The money is in addition to the more than $11.1 million in back salary Ollie has already been paid after an arbitrator ruled in January that he was improperly fired under the school’s agreement with its professor’s union.

“I am grateful that we were able to reach agreement,” Ollie said in a statement Thursday. “My time at UConn as a student-athlete and coach is something I will always cherish. I am pleased that this matter is now fully and finally resolved.”

Ollie, a former UConn point guard who guided the Huskies to a 127-79 record and the 2014 national championship in six seasons as head coach, was let go after two losing seasons. UConn also stopped paying him under his contract, citing numerous NCAA violations in terminating the deal.

In 2019, the NCAA placed UConn on probation for two years and Ollie was sanctioned individually for violations, which the NCAA found occurred between 2013 and 2018. Ollie’s attorneys, Jacques Parenteau and William Madsen, accused UConn of making false claims to the NCAA for the purpose of firing Ollie “with cause.”

The school had argued that Ollie’s transgressions were serious and that his individual contract superseded those union protections.

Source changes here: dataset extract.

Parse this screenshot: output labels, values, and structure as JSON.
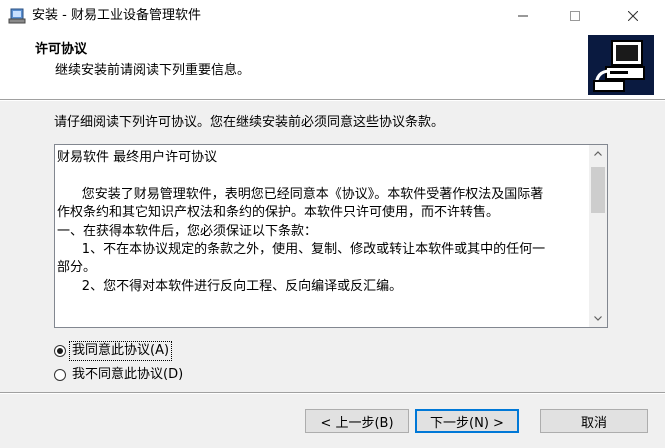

Ollie’s lawyers had argued that white coaches, including Hall-of-Famers Jim Calhoun and women’s coach Geno Auriemma, had also committed NCAA violations, without being fired, and indicated they were planning to file a federal civil rights lawsuit.

The school and Ollie said in a joint statement Thursday they were settling “to avoid further costly and protracted litigation.”

Both sides declined to comment further.

Ollie, who faced three years of restrictions from the NCAA on becoming a college basketball coach again, is currently coaching for Overtime Elite, a league that prepares top prospects who are not attending college for the pros.